*Brief*.
Examine the entries and show every line in which the word "java" is found.

[Records from a dataset]
◆ ◆ ◆ ◆ ◆ ◆ ◆
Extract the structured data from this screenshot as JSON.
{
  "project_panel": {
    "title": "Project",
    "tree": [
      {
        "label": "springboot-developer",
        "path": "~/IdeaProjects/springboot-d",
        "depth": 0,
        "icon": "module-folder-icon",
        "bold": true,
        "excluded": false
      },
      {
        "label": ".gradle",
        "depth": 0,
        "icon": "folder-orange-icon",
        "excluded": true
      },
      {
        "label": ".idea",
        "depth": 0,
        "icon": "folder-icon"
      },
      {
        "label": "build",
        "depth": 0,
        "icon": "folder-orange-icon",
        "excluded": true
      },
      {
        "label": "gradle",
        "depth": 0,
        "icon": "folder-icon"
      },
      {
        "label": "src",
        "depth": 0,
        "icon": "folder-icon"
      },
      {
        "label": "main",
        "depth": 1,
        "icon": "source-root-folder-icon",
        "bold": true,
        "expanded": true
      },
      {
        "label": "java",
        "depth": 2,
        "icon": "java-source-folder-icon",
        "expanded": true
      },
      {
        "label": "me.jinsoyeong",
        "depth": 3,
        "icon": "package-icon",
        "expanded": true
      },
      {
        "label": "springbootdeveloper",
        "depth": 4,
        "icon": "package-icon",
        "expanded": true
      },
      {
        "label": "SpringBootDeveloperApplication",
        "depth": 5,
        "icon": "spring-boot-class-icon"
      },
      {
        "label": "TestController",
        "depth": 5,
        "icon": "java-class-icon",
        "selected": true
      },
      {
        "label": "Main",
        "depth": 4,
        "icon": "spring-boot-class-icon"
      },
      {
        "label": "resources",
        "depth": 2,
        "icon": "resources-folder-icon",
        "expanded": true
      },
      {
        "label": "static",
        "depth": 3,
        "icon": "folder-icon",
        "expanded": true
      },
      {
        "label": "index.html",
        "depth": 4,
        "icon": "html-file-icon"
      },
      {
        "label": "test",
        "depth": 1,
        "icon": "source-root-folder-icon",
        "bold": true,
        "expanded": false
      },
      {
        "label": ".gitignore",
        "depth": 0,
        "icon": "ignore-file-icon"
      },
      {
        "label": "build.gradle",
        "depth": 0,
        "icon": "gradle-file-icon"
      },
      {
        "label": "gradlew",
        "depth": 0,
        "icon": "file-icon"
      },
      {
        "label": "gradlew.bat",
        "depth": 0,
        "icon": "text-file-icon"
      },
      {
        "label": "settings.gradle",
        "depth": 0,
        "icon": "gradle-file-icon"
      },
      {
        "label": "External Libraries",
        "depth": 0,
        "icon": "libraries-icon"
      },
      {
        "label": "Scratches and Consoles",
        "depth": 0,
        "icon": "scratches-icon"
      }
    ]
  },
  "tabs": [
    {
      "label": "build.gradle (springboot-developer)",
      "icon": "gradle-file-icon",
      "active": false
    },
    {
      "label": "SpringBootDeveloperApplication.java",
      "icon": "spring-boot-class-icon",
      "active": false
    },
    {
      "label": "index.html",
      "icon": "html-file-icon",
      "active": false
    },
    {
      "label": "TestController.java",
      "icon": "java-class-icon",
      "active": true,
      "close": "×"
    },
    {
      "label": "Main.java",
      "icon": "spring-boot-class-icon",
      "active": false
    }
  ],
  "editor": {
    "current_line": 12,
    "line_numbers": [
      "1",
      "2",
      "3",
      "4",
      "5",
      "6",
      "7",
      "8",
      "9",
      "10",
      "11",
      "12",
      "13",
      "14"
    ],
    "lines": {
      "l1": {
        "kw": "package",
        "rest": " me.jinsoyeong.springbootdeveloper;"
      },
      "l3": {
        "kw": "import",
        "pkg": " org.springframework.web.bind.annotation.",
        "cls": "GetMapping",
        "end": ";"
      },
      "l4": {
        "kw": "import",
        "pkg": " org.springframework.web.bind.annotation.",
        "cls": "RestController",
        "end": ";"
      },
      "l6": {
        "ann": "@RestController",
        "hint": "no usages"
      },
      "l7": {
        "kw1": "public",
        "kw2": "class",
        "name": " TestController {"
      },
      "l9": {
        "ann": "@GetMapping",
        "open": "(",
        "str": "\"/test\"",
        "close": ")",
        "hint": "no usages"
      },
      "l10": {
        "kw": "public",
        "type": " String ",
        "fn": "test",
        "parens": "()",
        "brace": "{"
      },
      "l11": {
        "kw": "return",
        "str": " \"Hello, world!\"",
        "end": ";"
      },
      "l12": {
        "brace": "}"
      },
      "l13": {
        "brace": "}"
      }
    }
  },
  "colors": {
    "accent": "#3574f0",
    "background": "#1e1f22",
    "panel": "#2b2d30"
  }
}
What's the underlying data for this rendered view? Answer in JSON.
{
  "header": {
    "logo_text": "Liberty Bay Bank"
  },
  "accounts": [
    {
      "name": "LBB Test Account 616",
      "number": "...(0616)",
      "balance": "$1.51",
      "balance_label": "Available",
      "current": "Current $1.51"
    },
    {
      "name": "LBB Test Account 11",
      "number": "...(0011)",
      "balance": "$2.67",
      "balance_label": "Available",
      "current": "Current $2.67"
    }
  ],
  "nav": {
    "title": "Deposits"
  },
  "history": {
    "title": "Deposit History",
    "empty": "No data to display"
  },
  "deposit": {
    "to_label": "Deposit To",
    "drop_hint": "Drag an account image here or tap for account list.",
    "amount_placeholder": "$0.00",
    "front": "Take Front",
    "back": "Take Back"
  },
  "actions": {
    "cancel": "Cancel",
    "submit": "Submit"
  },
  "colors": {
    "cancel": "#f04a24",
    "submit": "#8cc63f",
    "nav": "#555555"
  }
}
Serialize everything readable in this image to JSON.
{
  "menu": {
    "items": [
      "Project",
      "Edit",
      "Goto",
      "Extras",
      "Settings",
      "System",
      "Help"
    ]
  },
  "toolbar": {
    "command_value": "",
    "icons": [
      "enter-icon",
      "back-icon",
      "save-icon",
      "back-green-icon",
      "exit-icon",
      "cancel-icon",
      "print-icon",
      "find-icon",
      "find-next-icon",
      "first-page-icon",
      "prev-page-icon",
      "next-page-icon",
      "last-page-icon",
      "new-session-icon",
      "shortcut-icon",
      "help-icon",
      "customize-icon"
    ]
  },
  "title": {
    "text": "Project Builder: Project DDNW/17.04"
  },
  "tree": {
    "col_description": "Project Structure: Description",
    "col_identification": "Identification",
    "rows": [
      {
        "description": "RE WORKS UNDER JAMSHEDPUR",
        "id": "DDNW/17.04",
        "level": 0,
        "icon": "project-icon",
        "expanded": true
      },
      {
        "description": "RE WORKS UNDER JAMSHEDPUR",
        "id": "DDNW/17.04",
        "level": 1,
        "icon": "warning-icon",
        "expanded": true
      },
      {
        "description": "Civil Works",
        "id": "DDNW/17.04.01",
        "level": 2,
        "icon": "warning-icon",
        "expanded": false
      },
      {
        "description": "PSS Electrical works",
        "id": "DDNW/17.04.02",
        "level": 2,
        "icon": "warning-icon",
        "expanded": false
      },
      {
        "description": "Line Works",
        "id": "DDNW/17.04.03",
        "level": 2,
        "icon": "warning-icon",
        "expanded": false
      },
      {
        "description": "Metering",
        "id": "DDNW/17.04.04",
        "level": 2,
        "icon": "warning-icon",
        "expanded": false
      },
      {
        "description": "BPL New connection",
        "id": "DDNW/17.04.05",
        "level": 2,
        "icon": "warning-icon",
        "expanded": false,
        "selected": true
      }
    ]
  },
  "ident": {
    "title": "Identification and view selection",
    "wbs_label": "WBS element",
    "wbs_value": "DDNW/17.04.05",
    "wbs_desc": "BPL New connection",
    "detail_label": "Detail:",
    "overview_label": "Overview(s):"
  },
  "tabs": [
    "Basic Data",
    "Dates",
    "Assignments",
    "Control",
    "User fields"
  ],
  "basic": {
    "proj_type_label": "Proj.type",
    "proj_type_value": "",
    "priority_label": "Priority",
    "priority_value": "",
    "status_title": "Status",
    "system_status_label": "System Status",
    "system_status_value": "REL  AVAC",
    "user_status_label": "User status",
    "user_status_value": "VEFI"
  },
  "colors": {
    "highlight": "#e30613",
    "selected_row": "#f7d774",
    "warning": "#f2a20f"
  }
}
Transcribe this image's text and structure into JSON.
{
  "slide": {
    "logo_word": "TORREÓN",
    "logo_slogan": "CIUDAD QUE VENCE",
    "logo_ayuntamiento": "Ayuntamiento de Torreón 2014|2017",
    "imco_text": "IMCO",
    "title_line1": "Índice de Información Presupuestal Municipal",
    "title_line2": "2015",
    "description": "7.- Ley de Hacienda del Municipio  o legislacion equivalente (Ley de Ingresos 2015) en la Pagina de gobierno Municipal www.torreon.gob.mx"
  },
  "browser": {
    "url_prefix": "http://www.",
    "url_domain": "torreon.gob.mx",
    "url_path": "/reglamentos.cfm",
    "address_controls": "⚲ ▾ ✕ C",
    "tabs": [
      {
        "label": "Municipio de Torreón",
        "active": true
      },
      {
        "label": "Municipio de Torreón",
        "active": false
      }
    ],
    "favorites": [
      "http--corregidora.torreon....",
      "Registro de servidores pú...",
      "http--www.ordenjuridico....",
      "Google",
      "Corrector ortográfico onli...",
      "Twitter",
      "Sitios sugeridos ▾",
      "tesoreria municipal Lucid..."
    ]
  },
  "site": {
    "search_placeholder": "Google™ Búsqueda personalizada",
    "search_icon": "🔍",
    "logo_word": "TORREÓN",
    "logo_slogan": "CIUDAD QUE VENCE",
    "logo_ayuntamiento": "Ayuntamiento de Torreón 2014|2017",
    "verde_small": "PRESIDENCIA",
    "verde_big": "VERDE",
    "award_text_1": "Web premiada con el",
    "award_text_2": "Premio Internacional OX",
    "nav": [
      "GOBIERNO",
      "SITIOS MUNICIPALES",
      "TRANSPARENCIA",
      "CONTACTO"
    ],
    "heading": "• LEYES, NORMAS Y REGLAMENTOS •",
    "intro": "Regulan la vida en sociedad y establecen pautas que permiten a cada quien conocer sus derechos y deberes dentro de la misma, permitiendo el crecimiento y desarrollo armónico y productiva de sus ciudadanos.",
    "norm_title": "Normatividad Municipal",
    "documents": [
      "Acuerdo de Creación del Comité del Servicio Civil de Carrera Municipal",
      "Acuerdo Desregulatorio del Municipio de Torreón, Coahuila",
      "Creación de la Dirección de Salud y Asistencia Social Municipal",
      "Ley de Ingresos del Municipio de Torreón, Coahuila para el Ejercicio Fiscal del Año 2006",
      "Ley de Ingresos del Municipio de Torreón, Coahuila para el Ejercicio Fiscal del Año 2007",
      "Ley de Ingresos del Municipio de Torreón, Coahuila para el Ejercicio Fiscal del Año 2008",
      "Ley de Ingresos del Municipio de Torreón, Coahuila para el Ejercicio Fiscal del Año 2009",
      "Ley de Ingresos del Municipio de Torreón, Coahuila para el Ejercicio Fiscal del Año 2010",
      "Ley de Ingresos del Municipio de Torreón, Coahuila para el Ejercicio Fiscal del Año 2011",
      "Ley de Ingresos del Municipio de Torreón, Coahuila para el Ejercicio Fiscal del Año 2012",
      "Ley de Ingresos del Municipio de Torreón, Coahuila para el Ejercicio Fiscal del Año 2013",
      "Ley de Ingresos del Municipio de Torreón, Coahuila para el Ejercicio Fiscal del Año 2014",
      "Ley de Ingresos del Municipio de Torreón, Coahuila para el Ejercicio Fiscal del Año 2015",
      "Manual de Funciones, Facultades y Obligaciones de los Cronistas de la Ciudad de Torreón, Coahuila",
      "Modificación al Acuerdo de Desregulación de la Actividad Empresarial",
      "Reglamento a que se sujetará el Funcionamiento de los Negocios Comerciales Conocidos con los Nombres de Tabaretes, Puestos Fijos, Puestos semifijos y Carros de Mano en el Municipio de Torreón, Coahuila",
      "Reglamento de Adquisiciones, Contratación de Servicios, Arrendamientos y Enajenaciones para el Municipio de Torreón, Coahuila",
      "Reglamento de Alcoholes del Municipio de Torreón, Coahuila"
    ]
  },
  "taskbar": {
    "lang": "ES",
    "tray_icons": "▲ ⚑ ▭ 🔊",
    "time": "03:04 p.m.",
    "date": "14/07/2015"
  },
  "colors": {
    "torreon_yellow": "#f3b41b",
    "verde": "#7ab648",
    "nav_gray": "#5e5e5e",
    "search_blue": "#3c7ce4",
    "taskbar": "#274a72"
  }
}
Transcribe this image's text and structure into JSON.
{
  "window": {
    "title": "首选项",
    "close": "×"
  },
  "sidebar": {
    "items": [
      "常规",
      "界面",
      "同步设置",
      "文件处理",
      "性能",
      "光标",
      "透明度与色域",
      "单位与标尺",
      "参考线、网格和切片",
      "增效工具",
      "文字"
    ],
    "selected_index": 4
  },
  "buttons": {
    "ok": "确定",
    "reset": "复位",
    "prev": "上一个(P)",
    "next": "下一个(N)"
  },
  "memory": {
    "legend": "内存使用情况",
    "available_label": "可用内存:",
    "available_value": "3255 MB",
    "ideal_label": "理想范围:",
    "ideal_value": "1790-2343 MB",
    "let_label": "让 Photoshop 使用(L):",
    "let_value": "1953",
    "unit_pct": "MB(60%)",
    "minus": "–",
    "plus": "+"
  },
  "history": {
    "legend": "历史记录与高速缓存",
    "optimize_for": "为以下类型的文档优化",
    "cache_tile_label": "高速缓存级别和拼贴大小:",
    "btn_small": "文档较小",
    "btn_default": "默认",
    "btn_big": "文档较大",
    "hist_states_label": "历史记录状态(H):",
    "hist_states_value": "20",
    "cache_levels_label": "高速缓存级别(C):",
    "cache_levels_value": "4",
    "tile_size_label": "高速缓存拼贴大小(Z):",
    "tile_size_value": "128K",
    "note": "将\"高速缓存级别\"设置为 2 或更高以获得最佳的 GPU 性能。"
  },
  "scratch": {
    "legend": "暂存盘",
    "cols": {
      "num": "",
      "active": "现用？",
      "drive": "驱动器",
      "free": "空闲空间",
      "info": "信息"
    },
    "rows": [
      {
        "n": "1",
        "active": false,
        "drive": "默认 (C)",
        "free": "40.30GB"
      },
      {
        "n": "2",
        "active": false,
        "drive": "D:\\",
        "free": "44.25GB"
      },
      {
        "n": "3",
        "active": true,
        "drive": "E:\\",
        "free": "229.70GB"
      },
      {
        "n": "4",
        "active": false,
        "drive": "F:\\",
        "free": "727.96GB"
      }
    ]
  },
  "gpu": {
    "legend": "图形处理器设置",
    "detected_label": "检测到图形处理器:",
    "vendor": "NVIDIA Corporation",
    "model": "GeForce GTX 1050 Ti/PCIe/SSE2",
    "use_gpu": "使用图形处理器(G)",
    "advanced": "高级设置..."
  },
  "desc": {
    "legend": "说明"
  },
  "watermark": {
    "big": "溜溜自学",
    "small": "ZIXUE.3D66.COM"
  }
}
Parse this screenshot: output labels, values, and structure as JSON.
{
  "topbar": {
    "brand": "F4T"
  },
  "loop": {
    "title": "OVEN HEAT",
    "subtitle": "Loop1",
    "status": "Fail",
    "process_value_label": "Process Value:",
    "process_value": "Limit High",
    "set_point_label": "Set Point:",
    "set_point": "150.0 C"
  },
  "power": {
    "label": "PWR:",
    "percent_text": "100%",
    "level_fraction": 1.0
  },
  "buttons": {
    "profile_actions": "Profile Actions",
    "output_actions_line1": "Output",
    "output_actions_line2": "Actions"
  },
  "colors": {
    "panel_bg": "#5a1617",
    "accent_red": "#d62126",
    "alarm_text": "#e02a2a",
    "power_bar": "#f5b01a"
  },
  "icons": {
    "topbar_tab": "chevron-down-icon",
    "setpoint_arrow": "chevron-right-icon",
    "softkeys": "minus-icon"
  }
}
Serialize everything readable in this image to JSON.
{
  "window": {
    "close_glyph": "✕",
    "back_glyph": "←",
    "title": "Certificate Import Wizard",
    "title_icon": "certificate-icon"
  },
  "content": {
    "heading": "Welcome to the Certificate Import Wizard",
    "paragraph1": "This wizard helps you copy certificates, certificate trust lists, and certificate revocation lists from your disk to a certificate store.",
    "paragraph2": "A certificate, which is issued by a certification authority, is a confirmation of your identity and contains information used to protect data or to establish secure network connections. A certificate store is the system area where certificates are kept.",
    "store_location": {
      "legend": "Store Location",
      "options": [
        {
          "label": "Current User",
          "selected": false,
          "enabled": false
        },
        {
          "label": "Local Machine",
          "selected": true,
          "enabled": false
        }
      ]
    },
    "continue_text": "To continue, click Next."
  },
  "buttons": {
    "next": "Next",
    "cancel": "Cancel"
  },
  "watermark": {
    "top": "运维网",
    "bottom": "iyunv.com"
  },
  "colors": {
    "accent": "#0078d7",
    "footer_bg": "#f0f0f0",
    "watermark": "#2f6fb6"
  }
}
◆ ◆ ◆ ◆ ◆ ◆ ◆
*Problem solution*.
        "label": "java",
        "icon": "java-source-folder-icon",
        "icon": "java-class-icon",
      "label": "SpringBootDeveloperApplication.java",
      "label": "TestController.java",
      "icon": "java-class-icon",
      "label": "Main.java",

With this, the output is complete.